Blog Post

Camp teaches kids how to go green

Last week, Rumpke joined the Brown County Soil and Water Conservation District and Adams-Brown Recycling to host the third annual “Green Camp” for Brown County students interested in environmental health. Green Camp lasts three days for students who are new to the program and hosts an additional, advanced camp day for returning graduates.

 The first day of Green Camp was hosted by Rumpke.

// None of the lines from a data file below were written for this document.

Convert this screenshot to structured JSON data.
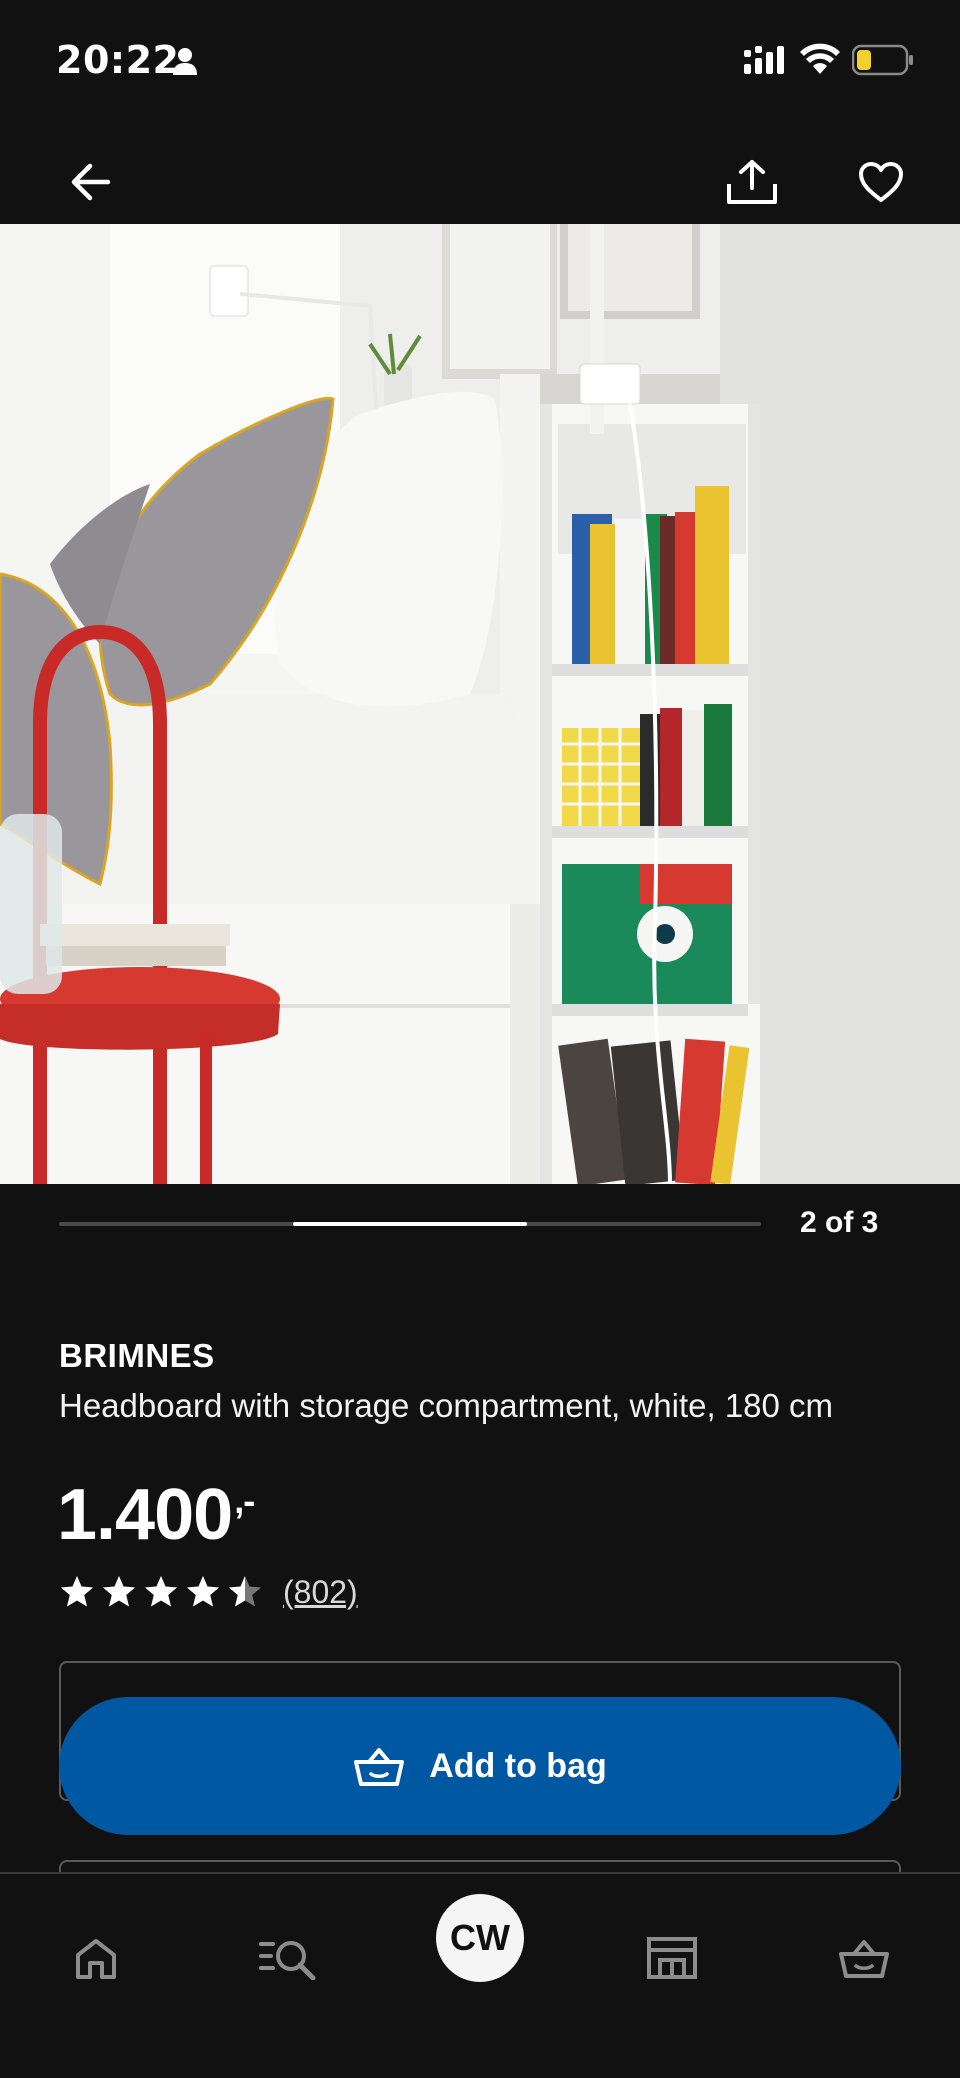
{
  "status_bar": {
    "time": "20:22"
  },
  "top_nav": {
    "back_icon": "arrow-left-icon",
    "share_icon": "share-icon",
    "favorite_icon": "heart-icon"
  },
  "image": {
    "accent_colors": [
      "#d6392f",
      "#1a8a4a",
      "#e9c330",
      "#9a979c"
    ]
  },
  "carousel": {
    "counter": "2 of 3",
    "current": 2,
    "total": 3
  },
  "product": {
    "name": "BRIMNES",
    "description": "Headboard with storage compartment, white, 180 cm",
    "price": "1.400",
    "price_suffix": ",-",
    "rating": 4.5,
    "max_rating": 5,
    "review_count": "(802)"
  },
  "cta": {
    "add_to_bag_label": "Add to bag",
    "color": "#0058a3"
  },
  "bottom_nav": {
    "items": [
      "home-icon",
      "search-icon",
      "profile",
      "store-icon",
      "bag-icon"
    ],
    "profile_initials": "CW"
  }
}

The nine fifth- and sixth-grade students  participating in Green Camp learned about their local waste collection by visiting the Georgetown Landfill The students toured the facility to learn about landfill construction and maintenance.BrownCountyKids

“It is important to teach kids early on what happens to the trash that their family produces once it is set out at the curb,” said Georgetown Landfill manager, Jim Hext. “Rumpke likes to explain how a landfill is built and operated with all the safeguards and technology in place to protect the environment and provide a safe disposal option for the surrounding communities.”

After the tour, the students made colored bracelets out of soda can tabs and continued learning about landfill construction by making their own edible landfills.

The following day, students toured the Adams-Brown Recycling facility to learn about the recycling process and the importance of reducing waste. While at the facility, students made their own recycled paper bookmarks.

On the final day of Green Camp, students explored a local creek and learned more about animals from Danielle Thompson, the education and wildlife specialist for the Brown County Soil and Water Conservation District. After a pizza celebration, the students (pictured above) graduated Green Camp with a certificate of completion as well as backpacks full of materials to help them continue exploring.

Experienced campers who have previously completed the program were invited back for an extra day of in-depth learning. This year’s advanced camp focused on the study of birds and saw 22 returning campers. Students dissected owl pellets to learn more about the digestive habits of birds. Advanced camp ended with a presentation by Cliff Caldwell, a specialist from the U.S. Department of Agriculture about controlling bird population, specifically surrounding landfills.

About the author: Darby Fledderjohn is the corporate communications intern.

« Back.